**Task to carry out**: Each line of the records that includes "rent" should be found and copied.

Items from a dataset:
>>>

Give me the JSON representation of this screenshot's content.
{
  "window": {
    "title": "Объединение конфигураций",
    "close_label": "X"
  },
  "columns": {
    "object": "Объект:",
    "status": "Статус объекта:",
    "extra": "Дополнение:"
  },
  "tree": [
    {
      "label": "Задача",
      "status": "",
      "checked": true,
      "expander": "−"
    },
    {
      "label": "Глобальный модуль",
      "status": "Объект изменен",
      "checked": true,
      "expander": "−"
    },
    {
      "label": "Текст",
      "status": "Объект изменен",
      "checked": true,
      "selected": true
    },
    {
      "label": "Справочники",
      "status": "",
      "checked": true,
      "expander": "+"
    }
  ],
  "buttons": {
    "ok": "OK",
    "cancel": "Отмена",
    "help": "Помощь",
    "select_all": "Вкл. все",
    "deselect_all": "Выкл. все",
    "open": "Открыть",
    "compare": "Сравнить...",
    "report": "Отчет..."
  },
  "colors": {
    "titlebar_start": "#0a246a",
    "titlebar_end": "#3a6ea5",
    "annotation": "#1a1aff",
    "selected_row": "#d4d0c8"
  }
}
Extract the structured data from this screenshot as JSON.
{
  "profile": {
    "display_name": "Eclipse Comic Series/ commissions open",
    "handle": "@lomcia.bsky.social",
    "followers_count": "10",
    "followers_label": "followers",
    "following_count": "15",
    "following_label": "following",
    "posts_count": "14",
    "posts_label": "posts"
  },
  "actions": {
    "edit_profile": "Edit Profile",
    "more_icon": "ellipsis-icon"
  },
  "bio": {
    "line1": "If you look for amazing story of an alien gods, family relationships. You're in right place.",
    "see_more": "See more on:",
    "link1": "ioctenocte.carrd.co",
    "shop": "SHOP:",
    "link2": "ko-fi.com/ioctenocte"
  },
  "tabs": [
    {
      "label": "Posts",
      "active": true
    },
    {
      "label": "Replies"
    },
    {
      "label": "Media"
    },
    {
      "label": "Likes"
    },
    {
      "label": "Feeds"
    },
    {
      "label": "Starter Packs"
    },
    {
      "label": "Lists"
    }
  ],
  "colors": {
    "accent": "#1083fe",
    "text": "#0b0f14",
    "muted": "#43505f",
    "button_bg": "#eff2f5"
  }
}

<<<
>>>

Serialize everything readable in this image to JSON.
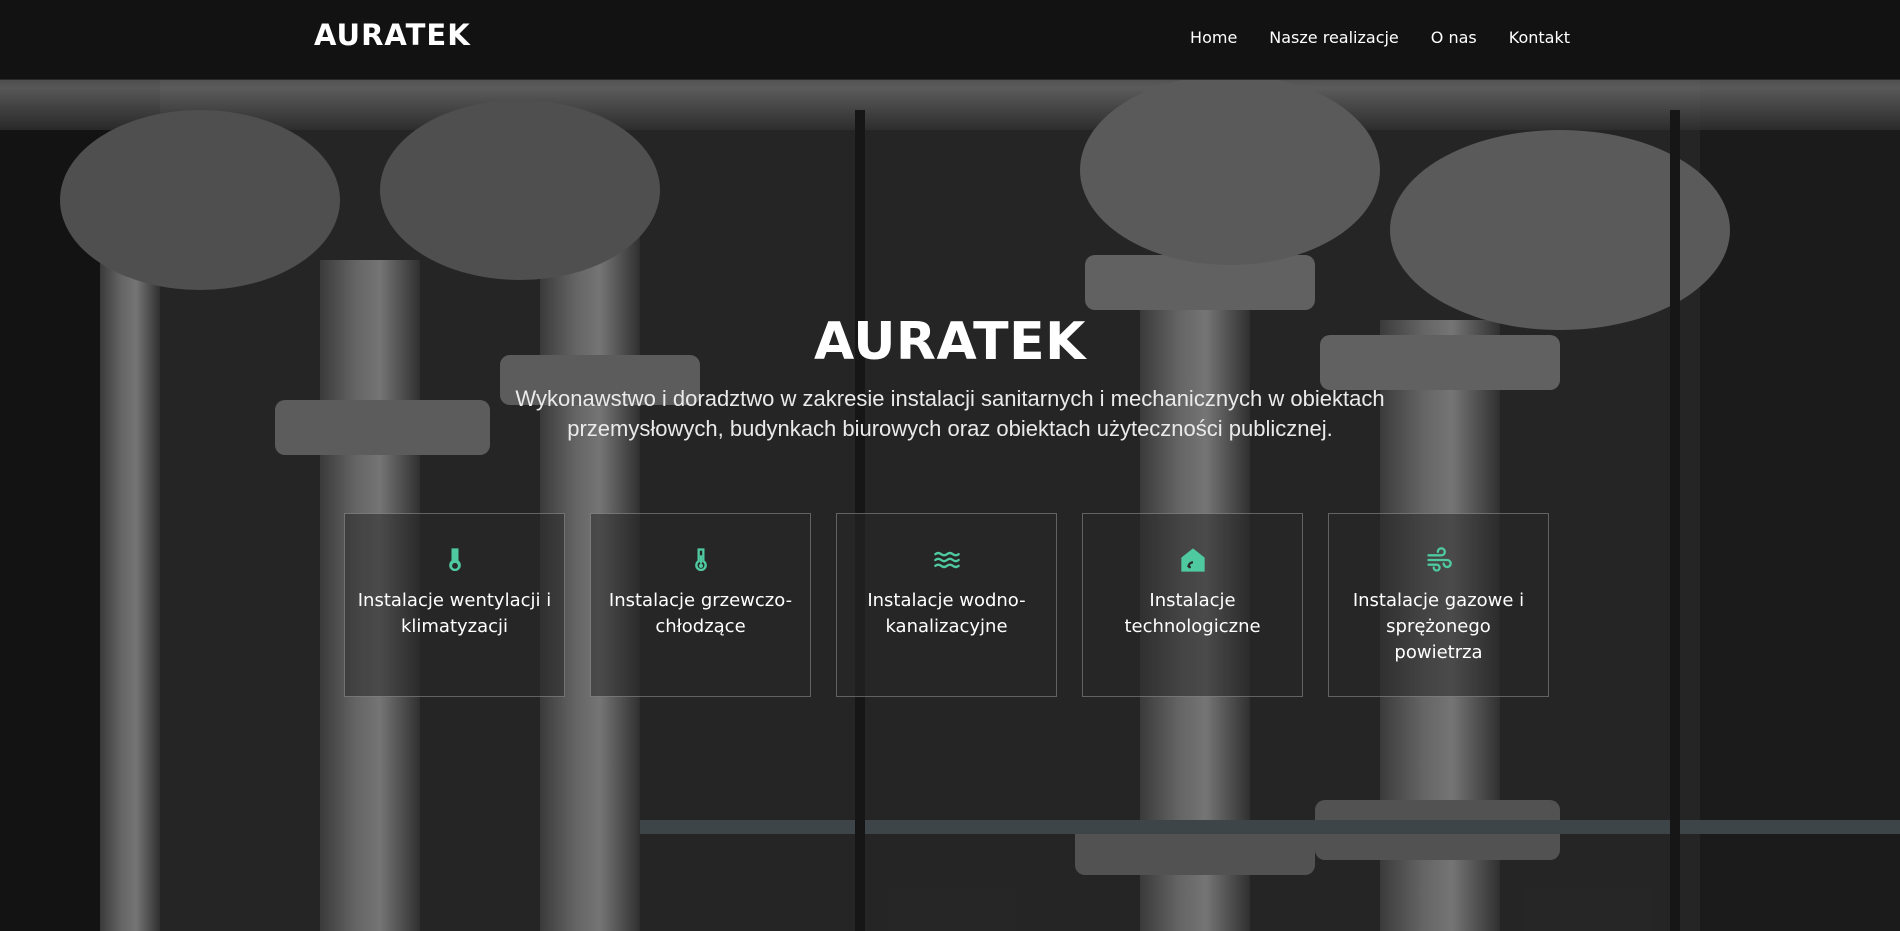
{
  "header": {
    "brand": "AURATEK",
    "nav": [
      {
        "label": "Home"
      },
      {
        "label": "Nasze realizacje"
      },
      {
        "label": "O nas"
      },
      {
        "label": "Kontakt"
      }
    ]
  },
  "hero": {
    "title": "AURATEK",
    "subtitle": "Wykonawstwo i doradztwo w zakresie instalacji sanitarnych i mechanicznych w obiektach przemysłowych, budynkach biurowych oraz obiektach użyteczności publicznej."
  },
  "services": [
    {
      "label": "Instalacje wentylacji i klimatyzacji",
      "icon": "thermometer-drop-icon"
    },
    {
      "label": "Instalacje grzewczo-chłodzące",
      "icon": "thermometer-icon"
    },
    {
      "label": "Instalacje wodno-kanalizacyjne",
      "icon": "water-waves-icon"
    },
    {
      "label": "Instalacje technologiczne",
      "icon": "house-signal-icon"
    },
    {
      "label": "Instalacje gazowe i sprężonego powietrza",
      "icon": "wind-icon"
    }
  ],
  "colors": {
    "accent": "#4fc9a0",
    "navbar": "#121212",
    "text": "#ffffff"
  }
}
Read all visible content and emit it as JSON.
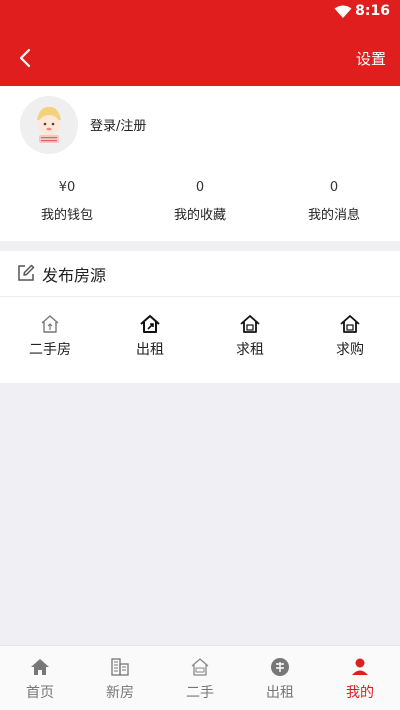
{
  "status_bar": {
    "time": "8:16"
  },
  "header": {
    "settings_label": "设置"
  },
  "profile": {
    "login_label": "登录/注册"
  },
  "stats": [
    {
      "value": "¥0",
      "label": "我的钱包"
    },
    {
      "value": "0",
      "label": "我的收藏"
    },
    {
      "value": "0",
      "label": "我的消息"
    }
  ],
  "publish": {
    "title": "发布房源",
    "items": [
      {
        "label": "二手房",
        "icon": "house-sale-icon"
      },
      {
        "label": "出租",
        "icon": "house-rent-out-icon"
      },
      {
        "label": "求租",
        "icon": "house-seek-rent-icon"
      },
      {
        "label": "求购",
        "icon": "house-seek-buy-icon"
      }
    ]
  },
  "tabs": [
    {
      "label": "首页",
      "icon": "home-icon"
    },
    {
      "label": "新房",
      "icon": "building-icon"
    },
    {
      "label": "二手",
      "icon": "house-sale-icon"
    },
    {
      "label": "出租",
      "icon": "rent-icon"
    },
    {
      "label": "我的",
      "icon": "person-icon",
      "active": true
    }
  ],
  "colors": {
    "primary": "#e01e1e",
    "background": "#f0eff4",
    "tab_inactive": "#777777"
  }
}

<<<
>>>

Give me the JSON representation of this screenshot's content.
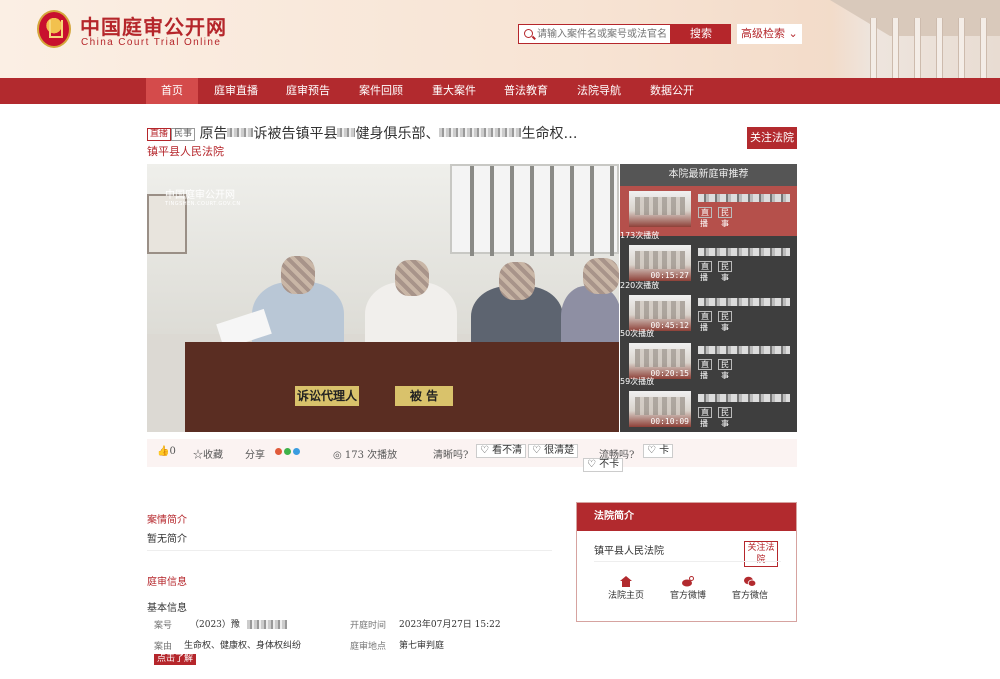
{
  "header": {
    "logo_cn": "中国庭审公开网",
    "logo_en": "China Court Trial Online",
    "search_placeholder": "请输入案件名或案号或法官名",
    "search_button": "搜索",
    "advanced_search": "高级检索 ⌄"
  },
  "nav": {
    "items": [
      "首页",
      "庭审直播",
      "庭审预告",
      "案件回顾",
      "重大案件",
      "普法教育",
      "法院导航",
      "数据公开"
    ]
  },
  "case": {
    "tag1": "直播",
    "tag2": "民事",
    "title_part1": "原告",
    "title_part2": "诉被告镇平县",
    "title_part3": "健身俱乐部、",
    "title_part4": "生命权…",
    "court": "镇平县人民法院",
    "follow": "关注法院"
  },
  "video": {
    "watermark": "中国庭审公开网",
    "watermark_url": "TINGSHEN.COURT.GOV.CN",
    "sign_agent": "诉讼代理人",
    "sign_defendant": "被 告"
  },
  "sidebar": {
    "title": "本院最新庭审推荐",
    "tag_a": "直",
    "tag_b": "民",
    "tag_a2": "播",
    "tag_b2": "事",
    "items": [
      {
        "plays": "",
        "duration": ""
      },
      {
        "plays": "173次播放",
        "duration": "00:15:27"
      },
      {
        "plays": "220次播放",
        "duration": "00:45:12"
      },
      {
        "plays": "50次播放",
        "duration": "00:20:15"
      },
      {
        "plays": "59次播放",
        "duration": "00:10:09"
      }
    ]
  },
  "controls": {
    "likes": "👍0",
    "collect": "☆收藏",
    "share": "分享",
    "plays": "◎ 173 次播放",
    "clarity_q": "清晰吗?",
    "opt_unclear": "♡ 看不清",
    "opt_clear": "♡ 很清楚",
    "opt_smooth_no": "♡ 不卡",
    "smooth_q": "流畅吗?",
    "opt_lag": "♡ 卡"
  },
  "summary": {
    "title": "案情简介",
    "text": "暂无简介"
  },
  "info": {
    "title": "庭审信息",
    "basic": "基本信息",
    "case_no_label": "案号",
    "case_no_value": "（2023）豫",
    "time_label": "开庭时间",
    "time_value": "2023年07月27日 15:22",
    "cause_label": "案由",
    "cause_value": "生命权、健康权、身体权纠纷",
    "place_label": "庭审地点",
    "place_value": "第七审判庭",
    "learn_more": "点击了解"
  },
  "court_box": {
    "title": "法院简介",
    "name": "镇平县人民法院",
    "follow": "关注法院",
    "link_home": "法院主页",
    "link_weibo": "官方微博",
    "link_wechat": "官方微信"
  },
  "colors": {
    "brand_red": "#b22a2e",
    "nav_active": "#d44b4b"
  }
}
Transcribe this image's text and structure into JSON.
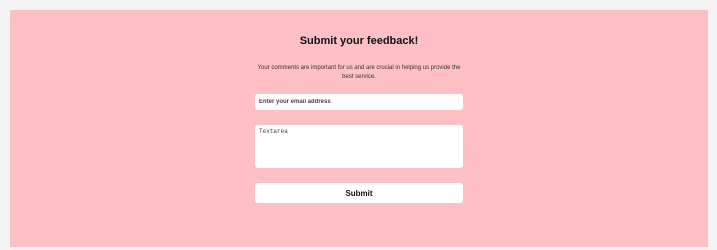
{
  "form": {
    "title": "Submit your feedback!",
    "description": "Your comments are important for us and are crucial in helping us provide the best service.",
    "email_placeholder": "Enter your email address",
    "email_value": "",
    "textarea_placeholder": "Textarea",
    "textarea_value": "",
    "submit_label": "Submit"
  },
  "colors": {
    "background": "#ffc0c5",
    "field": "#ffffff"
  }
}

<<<

**Your solution**:
        "icon": "house-rent-out-icon"
        "icon": "house-seek-rent-icon"
      "icon": "rent-icon"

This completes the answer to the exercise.